» Try it:
Would you please reproduce all the entries exactly, leaving the pictures out?

» Dataset records:
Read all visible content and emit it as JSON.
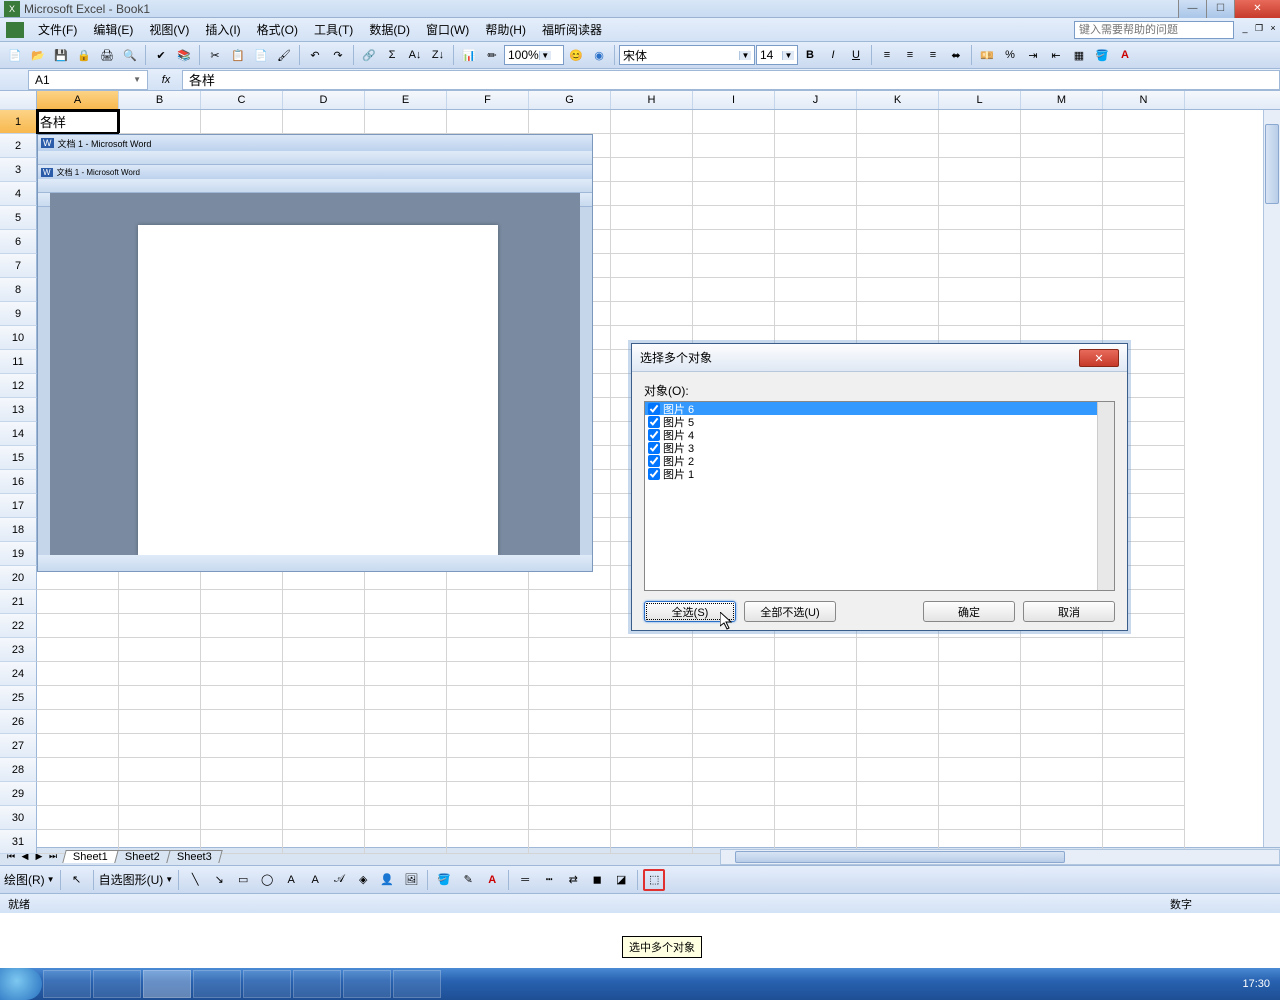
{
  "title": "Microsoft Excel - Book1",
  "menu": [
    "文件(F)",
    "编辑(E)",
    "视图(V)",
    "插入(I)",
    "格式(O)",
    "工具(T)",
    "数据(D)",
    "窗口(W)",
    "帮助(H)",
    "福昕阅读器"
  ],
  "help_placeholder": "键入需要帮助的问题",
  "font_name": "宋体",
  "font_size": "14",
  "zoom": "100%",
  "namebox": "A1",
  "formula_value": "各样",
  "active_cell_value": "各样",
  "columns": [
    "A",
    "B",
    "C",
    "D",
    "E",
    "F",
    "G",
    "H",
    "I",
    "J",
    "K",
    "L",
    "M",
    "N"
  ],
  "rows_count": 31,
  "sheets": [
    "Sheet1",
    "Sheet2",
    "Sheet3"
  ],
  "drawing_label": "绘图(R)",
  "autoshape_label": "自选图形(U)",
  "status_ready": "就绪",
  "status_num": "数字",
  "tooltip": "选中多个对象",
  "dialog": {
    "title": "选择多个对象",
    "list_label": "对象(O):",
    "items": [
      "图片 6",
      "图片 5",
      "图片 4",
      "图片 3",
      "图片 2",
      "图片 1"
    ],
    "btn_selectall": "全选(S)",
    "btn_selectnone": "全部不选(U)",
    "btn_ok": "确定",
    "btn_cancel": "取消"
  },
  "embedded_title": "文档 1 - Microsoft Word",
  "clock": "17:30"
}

» Response to the task:
Read all visible content and emit it as JSON.
{
  "title": "Microsoft Excel - Book1",
  "menu": [
    "文件(F)",
    "编辑(E)",
    "视图(V)",
    "插入(I)",
    "格式(O)",
    "工具(T)",
    "数据(D)",
    "窗口(W)",
    "帮助(H)",
    "福昕阅读器"
  ],
  "help_placeholder": "键入需要帮助的问题",
  "font_name": "宋体",
  "font_size": "14",
  "zoom": "100%",
  "namebox": "A1",
  "formula_value": "各样",
  "active_cell_value": "各样",
  "columns": [
    "A",
    "B",
    "C",
    "D",
    "E",
    "F",
    "G",
    "H",
    "I",
    "J",
    "K",
    "L",
    "M",
    "N"
  ],
  "rows_count": 31,
  "sheets": [
    "Sheet1",
    "Sheet2",
    "Sheet3"
  ],
  "drawing_label": "绘图(R)",
  "autoshape_label": "自选图形(U)",
  "status_ready": "就绪",
  "status_num": "数字",
  "tooltip": "选中多个对象",
  "dialog": {
    "title": "选择多个对象",
    "list_label": "对象(O):",
    "items": [
      "图片 6",
      "图片 5",
      "图片 4",
      "图片 3",
      "图片 2",
      "图片 1"
    ],
    "btn_selectall": "全选(S)",
    "btn_selectnone": "全部不选(U)",
    "btn_ok": "确定",
    "btn_cancel": "取消"
  },
  "embedded_title": "文档 1 - Microsoft Word",
  "clock": "17:30"
}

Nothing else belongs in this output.